Task directions: Check every line of the entries below for "Security", and copy the lines that have it.

-- Records for the exercise follows --

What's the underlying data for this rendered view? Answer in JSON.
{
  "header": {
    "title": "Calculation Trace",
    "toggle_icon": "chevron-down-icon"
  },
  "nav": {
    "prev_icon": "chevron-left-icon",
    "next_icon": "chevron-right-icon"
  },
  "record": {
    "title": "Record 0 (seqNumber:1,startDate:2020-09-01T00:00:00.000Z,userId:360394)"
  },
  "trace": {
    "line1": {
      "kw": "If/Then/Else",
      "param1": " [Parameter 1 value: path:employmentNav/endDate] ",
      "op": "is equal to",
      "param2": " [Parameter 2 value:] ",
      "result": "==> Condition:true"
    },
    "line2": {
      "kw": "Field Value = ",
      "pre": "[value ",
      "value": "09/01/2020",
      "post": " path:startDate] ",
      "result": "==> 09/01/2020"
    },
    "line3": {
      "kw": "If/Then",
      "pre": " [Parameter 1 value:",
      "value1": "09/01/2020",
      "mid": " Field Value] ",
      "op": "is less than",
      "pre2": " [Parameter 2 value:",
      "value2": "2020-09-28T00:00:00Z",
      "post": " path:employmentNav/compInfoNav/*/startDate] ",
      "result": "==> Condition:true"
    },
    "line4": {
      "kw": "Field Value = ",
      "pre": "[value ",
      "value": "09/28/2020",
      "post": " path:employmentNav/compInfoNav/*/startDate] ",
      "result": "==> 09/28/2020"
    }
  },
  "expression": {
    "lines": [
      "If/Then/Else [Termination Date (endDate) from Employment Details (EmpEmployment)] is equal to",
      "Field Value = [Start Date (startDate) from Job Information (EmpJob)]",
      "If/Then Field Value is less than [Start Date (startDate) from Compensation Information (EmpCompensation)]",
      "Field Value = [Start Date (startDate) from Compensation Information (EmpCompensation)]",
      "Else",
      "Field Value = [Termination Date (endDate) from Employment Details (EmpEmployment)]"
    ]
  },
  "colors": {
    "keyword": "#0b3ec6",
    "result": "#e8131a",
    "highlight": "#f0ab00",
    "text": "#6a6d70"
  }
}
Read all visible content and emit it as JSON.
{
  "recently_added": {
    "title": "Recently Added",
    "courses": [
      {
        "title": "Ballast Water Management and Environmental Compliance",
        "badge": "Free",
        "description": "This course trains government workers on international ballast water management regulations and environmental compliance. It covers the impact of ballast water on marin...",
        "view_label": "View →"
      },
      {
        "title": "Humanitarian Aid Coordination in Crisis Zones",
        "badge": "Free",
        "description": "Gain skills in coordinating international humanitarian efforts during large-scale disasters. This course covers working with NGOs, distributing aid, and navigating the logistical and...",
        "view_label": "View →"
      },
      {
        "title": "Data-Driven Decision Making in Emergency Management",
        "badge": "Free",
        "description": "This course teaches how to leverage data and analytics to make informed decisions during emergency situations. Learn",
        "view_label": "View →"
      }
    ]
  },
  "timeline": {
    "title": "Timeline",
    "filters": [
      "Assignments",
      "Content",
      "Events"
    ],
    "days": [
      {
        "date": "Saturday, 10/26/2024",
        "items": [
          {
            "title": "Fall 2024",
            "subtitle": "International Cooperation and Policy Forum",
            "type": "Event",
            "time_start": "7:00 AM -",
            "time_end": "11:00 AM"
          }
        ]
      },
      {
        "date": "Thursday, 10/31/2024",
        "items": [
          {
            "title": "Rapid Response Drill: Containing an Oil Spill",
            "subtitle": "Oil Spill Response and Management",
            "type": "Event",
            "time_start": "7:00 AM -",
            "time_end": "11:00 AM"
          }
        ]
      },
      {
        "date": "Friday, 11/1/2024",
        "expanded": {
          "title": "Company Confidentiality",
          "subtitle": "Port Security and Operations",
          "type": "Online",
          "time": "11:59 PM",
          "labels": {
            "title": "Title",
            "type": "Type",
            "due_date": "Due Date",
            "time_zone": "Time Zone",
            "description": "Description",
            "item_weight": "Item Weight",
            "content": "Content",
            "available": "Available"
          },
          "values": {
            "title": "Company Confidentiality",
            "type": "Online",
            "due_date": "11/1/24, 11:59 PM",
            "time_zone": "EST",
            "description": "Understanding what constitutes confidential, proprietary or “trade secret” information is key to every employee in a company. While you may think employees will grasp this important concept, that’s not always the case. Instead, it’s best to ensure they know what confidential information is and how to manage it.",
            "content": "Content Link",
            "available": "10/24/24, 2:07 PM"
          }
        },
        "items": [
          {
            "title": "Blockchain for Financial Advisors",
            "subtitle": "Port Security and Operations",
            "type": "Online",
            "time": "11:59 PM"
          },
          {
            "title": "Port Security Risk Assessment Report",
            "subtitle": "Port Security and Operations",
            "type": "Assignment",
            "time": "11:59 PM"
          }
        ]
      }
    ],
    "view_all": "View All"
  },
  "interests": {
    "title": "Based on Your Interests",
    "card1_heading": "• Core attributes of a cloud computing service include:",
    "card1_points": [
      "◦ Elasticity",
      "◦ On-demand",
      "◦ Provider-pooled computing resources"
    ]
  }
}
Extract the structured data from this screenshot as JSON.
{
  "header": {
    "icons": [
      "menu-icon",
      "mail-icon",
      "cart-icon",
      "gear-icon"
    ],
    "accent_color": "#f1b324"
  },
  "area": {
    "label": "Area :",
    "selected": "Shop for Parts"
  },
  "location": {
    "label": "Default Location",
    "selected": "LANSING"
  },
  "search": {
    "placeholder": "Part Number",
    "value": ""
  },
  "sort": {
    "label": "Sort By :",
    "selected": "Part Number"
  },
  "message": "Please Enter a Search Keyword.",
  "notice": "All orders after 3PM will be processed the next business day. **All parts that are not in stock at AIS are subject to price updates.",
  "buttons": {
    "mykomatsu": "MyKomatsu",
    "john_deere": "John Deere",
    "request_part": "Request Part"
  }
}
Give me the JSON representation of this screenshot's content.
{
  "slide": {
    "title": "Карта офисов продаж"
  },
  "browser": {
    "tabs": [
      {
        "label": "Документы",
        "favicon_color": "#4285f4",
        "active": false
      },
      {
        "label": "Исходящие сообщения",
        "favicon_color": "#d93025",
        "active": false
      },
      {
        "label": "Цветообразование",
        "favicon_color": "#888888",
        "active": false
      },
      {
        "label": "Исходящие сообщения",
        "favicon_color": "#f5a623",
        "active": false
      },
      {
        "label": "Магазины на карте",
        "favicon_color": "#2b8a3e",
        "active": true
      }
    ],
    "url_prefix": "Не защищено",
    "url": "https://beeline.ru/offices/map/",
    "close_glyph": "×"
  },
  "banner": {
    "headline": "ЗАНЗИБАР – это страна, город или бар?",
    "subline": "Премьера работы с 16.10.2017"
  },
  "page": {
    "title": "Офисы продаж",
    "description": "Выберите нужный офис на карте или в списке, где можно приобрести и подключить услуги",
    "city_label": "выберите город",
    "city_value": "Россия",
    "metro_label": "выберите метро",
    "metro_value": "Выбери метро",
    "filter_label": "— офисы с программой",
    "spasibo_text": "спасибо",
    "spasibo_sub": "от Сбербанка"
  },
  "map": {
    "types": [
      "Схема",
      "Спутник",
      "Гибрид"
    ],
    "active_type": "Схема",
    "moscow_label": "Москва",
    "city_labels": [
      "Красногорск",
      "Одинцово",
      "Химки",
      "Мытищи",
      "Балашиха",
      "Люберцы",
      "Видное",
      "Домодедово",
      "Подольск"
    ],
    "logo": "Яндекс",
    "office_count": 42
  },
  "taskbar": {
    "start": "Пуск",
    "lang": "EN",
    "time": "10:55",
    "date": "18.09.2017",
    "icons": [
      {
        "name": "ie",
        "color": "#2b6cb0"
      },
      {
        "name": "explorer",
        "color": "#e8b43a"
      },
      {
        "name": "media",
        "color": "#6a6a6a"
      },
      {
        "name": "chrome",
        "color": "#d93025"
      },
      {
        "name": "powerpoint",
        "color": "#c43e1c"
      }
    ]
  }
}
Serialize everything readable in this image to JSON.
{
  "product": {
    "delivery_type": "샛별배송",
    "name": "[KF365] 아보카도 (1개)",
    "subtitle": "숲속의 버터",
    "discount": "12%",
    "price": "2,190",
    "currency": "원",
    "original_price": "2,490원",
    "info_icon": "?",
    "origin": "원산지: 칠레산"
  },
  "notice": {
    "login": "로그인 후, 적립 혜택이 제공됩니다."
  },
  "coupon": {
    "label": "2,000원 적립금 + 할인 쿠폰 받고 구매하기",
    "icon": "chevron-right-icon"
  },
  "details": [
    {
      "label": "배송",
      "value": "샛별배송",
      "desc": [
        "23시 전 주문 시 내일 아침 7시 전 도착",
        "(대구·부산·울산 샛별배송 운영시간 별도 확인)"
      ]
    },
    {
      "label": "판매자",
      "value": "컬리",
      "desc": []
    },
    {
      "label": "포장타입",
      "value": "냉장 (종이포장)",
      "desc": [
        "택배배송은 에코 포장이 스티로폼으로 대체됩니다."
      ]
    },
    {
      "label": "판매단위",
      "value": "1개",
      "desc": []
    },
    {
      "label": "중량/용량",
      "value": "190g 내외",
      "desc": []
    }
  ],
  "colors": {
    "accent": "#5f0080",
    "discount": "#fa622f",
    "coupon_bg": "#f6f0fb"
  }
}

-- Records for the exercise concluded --

Final answer:
          "subtitle": "Port Security and Operations",
            "subtitle": "Port Security and Operations",
            "title": "Port Security Risk Assessment Report",
            "subtitle": "Port Security and Operations",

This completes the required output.